__Action item__. Your task is to copy every line of the entries that contains "Ökostrom".

__Page and application data records__.
□ □ □

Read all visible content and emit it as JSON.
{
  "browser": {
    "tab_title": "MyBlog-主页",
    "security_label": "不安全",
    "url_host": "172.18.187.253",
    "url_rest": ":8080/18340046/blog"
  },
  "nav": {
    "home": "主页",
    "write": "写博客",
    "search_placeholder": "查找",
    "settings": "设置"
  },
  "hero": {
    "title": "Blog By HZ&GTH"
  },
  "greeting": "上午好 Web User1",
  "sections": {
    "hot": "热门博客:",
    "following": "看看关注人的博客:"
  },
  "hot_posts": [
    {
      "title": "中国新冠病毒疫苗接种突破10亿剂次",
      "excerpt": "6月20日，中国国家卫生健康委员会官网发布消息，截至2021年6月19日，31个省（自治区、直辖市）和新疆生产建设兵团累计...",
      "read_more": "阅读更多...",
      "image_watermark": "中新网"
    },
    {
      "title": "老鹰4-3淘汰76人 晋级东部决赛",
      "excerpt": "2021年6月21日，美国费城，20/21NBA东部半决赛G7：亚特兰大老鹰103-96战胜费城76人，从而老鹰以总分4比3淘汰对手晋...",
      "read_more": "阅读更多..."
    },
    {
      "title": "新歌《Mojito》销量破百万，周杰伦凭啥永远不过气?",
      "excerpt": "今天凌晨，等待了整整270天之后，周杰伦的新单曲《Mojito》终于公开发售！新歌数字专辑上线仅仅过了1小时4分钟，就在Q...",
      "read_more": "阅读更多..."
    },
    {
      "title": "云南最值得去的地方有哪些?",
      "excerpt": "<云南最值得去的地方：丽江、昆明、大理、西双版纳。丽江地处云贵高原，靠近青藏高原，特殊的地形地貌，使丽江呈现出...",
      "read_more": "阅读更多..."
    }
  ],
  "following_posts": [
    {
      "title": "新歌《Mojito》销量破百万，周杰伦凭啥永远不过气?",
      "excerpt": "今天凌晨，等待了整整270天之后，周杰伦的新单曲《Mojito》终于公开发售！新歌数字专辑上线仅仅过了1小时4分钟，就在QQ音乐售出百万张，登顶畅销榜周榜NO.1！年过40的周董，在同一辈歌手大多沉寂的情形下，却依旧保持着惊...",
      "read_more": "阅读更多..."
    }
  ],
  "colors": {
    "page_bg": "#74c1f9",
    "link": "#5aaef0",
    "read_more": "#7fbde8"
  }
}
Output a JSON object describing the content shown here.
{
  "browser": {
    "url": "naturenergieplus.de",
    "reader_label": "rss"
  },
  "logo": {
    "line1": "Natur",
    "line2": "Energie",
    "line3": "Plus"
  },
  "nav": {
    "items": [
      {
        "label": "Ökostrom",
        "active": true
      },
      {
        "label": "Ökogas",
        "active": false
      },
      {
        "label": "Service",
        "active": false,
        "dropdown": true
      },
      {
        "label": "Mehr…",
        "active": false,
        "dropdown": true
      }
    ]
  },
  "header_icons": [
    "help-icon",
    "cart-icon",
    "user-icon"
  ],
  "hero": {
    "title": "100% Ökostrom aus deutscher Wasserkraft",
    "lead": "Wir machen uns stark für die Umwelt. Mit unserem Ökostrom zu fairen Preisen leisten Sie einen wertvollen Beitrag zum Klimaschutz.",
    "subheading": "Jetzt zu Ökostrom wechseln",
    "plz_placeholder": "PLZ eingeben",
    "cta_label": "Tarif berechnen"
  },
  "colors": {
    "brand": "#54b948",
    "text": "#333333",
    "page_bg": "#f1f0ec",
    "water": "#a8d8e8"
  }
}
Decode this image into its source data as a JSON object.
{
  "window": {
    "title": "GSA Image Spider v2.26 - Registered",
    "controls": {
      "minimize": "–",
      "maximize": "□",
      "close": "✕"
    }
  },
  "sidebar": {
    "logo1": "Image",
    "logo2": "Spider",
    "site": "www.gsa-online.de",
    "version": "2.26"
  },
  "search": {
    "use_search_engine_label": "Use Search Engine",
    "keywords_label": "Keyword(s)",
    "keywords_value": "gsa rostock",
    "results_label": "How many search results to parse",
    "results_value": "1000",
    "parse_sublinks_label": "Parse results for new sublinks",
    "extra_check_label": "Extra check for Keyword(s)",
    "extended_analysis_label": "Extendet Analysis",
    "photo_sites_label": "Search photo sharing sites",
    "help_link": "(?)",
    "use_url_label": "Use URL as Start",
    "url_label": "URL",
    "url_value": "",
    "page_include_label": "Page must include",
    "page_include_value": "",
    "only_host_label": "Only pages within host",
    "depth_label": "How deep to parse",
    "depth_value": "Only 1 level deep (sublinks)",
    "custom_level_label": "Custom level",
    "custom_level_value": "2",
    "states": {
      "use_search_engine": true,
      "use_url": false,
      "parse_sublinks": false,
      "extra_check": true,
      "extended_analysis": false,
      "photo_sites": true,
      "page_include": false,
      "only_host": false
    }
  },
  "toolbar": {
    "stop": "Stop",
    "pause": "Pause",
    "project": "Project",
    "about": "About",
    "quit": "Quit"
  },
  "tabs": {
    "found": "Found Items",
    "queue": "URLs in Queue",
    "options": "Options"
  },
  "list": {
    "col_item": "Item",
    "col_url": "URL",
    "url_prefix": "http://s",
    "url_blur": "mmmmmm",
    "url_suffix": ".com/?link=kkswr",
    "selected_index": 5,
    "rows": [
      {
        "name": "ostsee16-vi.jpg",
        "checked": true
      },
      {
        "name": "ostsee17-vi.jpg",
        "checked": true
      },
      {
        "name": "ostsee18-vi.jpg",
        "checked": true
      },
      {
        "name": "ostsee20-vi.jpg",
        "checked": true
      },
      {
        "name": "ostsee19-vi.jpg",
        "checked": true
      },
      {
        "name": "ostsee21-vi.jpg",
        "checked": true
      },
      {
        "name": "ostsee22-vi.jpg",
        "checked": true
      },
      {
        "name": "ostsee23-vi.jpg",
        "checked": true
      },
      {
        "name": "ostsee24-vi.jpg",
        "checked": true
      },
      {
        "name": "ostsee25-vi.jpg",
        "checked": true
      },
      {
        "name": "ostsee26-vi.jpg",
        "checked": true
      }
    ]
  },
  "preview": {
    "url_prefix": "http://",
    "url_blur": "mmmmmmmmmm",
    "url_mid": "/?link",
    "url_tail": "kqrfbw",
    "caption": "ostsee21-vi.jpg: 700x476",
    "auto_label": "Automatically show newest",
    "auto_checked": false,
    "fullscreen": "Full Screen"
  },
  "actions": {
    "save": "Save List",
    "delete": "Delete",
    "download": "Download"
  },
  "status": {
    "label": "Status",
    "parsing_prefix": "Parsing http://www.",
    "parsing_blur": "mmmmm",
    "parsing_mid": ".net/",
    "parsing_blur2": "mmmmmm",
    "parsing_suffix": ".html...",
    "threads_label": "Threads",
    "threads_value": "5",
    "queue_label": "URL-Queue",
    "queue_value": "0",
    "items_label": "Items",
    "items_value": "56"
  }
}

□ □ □

__Exercise result__.
        "label": "Ökostrom",
    "title": "100% Ökostrom aus deutscher Wasserkraft",
    "lead": "Wir machen uns stark für die Umwelt. Mit unserem Ökostrom zu fairen Preisen leisten Sie einen wertvollen Beitrag zum Klimaschutz.",
    "subheading": "Jetzt zu Ökostrom wechseln",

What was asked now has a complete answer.